» **Work request**: Repeat every entry exactly as it appears.

(Saved entries)

════════════════════

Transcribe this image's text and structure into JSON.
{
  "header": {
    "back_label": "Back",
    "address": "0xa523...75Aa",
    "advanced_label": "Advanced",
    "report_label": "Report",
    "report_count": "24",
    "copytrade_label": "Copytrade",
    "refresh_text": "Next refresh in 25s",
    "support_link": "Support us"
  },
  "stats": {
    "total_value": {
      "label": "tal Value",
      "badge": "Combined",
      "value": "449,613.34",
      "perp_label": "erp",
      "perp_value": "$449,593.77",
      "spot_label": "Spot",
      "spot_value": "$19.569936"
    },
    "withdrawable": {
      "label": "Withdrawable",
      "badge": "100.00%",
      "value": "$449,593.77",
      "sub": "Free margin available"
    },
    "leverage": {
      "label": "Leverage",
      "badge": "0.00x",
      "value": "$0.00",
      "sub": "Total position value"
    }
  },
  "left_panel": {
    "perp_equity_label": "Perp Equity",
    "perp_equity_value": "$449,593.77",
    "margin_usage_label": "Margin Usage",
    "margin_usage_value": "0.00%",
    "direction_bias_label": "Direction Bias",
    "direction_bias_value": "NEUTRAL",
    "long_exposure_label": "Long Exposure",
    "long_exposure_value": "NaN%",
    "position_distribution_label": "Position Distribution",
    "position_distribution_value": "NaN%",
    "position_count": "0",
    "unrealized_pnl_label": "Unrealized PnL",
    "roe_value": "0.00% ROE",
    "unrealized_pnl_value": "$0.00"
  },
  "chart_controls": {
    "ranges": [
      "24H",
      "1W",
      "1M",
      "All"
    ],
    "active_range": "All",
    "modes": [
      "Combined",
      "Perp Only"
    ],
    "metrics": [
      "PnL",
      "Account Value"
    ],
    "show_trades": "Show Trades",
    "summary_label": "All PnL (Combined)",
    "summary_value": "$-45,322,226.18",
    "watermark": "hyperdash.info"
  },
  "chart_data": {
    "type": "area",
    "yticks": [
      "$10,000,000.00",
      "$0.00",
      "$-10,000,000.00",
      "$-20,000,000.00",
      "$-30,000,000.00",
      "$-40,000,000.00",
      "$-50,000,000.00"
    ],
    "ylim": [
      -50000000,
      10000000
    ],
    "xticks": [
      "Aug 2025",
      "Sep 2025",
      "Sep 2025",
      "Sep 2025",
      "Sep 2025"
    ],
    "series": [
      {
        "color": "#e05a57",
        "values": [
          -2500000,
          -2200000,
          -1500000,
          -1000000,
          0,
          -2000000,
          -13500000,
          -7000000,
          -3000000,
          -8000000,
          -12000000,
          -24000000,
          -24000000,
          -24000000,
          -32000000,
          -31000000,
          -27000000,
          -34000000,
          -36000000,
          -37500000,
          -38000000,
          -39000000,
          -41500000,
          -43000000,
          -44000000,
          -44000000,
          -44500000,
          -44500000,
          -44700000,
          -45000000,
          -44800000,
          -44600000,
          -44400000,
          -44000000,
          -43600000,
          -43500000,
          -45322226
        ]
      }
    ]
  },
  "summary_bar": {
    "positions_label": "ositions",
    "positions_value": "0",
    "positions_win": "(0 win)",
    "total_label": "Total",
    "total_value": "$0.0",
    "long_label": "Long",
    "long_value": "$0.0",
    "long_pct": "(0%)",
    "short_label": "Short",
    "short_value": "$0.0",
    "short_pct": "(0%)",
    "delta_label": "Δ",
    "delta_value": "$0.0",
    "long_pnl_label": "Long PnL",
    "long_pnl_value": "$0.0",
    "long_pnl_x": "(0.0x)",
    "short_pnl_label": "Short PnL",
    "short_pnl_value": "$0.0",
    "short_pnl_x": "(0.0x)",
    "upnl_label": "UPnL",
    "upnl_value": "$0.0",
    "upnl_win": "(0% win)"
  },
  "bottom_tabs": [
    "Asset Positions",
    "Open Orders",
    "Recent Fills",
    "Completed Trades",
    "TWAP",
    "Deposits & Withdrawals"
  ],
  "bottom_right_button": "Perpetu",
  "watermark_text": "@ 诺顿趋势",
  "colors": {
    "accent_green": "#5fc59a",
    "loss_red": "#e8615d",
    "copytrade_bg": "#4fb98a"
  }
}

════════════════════

» **Answer section**:
Transcribe this image's text and structure into JSON.
{
  "header": {
    "back_label": "Back",
    "address": "0xa523...75Aa",
    "advanced_label": "Advanced",
    "report_label": "Report",
    "report_count": "24",
    "copytrade_label": "Copytrade",
    "refresh_text": "Next refresh in 25s",
    "support_link": "Support us"
  },
  "stats": {
    "total_value": {
      "label": "tal Value",
      "badge": "Combined",
      "value": "449,613.34",
      "perp_label": "erp",
      "perp_value": "$449,593.77",
      "spot_label": "Spot",
      "spot_value": "$19.569936"
    },
    "withdrawable": {
      "label": "Withdrawable",
      "badge": "100.00%",
      "value": "$449,593.77",
      "sub": "Free margin available"
    },
    "leverage": {
      "label": "Leverage",
      "badge": "0.00x",
      "value": "$0.00",
      "sub": "Total position value"
    }
  },
  "left_panel": {
    "perp_equity_label": "Perp Equity",
    "perp_equity_value": "$449,593.77",
    "margin_usage_label": "Margin Usage",
    "margin_usage_value": "0.00%",
    "direction_bias_label": "Direction Bias",
    "direction_bias_value": "NEUTRAL",
    "long_exposure_label": "Long Exposure",
    "long_exposure_value": "NaN%",
    "position_distribution_label": "Position Distribution",
    "position_distribution_value": "NaN%",
    "position_count": "0",
    "unrealized_pnl_label": "Unrealized PnL",
    "roe_value": "0.00% ROE",
    "unrealized_pnl_value": "$0.00"
  },
  "chart_controls": {
    "ranges": [
      "24H",
      "1W",
      "1M",
      "All"
    ],
    "active_range": "All",
    "modes": [
      "Combined",
      "Perp Only"
    ],
    "metrics": [
      "PnL",
      "Account Value"
    ],
    "show_trades": "Show Trades",
    "summary_label": "All PnL (Combined)",
    "summary_value": "$-45,322,226.18",
    "watermark": "hyperdash.info"
  },
  "chart_data": {
    "type": "area",
    "yticks": [
      "$10,000,000.00",
      "$0.00",
      "$-10,000,000.00",
      "$-20,000,000.00",
      "$-30,000,000.00",
      "$-40,000,000.00",
      "$-50,000,000.00"
    ],
    "ylim": [
      -50000000,
      10000000
    ],
    "xticks": [
      "Aug 2025",
      "Sep 2025",
      "Sep 2025",
      "Sep 2025",
      "Sep 2025"
    ],
    "series": [
      {
        "color": "#e05a57",
        "values": [
          -2500000,
          -2200000,
          -1500000,
          -1000000,
          0,
          -2000000,
          -13500000,
          -7000000,
          -3000000,
          -8000000,
          -12000000,
          -24000000,
          -24000000,
          -24000000,
          -32000000,
          -31000000,
          -27000000,
          -34000000,
          -36000000,
          -37500000,
          -38000000,
          -39000000,
          -41500000,
          -43000000,
          -44000000,
          -44000000,
          -44500000,
          -44500000,
          -44700000,
          -45000000,
          -44800000,
          -44600000,
          -44400000,
          -44000000,
          -43600000,
          -43500000,
          -45322226
        ]
      }
    ]
  },
  "summary_bar": {
    "positions_label": "ositions",
    "positions_value": "0",
    "positions_win": "(0 win)",
    "total_label": "Total",
    "total_value": "$0.0",
    "long_label": "Long",
    "long_value": "$0.0",
    "long_pct": "(0%)",
    "short_label": "Short",
    "short_value": "$0.0",
    "short_pct": "(0%)",
    "delta_label": "Δ",
    "delta_value": "$0.0",
    "long_pnl_label": "Long PnL",
    "long_pnl_value": "$0.0",
    "long_pnl_x": "(0.0x)",
    "short_pnl_label": "Short PnL",
    "short_pnl_value": "$0.0",
    "short_pnl_x": "(0.0x)",
    "upnl_label": "UPnL",
    "upnl_value": "$0.0",
    "upnl_win": "(0% win)"
  },
  "bottom_tabs": [
    "Asset Positions",
    "Open Orders",
    "Recent Fills",
    "Completed Trades",
    "TWAP",
    "Deposits & Withdrawals"
  ],
  "bottom_right_button": "Perpetu",
  "watermark_text": "@ 诺顿趋势",
  "colors": {
    "accent_green": "#5fc59a",
    "loss_red": "#e8615d",
    "copytrade_bg": "#4fb98a"
  }
}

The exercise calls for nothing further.